Saturday, March 20, 2021

505. THE STY OF THE BLIND PIG. From my (unpublished) ENCYCLOPEDIA OF THE NEW YORK STAGE, 1970-1975

Frances Foster, Moses Gunn.
THE STY OF THE BLIND PIG [Drama/Family/Race/Religion/Romance] A: Philip Hayes Dean; D: Shauneille Perry; S: Edward Burbridge; C: Steve Carter; L: Ernest Baxter; P: Negro Ensemble Company; T: St. Marks Playhouse (OB): 11/16/71-1/9/72 (64)
Frances Foster, Moses Gunn.

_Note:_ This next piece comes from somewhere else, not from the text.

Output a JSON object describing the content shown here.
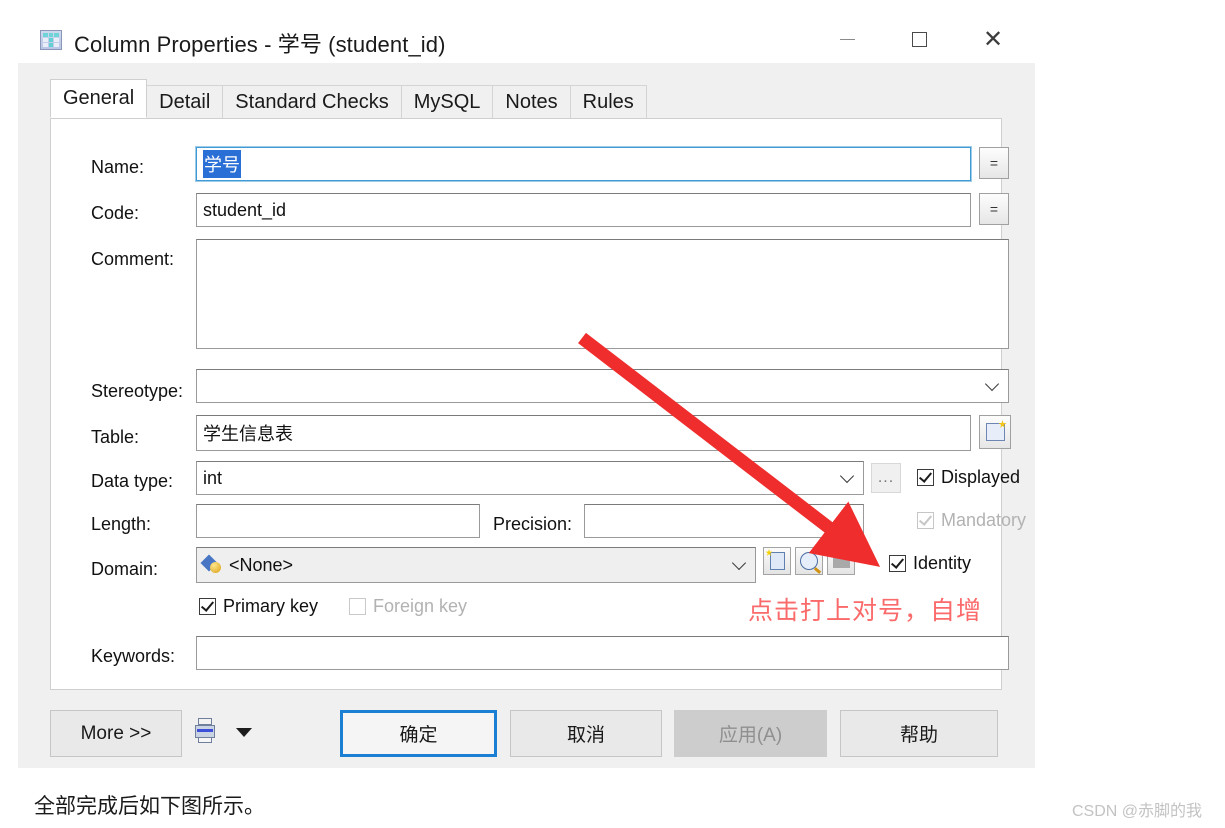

The critics hedged in their acceptance of this rather enigmatic naturalist-symbolist drama, set in a Chicago ghetto apartment during the mid-50s just prior to the explosion of the Civil Rights movement. “To an extent,” noted Clive Barnes, “it lacks that special element of drama, that quality of surprise, that quick response of the imagination. . . . And yet the work nags with its truth.” “[A] talented . . . but unsatisfactory play,” added Walter Kerr. And Julius Novick remarked, “the play . . . , though not devoid of integrity and even a measure of distinction, is . . . somewhat less than admirable.”

Blind Jordan (Moses Gunn), a sightless street singer, born in a whorehouse (“a blind pig”), comes to the door of a white family’s domestic. She is 30-year-old Alberta (Frances Foster), who lives with her churchgoing, stodgy, possessive, whisky-tippling mother, Weedy (Clarice Taylor). Jordan is searching for a lost love named Grace. Also present is a numbers-running uncle, Doc (Adolph Caesar).

Jordan is persuaded by the lonely, love-starved Alberta to stay with her, although Weedy resents him. When Weedy departs for a religious meeting in Montgomery, Alabama, Jordan leaves as well—at Alberta’s request—but soon returns. Weedy comes home amazed and disturbed at the new spirit of defiance—black women refusing to ride in the back of the bus!—she observed down South. The mysterious singer is persuaded by Weedy to depart and Alberta’s behavior begins to resemble that of her complacent, old-fashioned mother.

Clarice Taylor, Adolph Caesar.

The theme of black complacency in the face of shifting social and racial attitudes was insufficiently explored, thought some. Excessive dialogue and length, shallow character development, obscure plotting, and lack of variety were cited. However, Martin Gottfried was so moved he called the work “one of the most artistically conceived and best-written . . . I have seen in a long time.” And T.E. Kalem joined in, feeling that “this consecrated act of theatre was eloquent, powerful, moving and beautiful.” Also reaping positive feedback were the set, the direction, and the ensemble. 

Playwright Dean won a Drama Desk Award for Most Promising Playwright, as well as the Elizabeth Hull—Kate Warriner Award. A TV adaptation appeared in 1974. 

Next up: Subject to Fits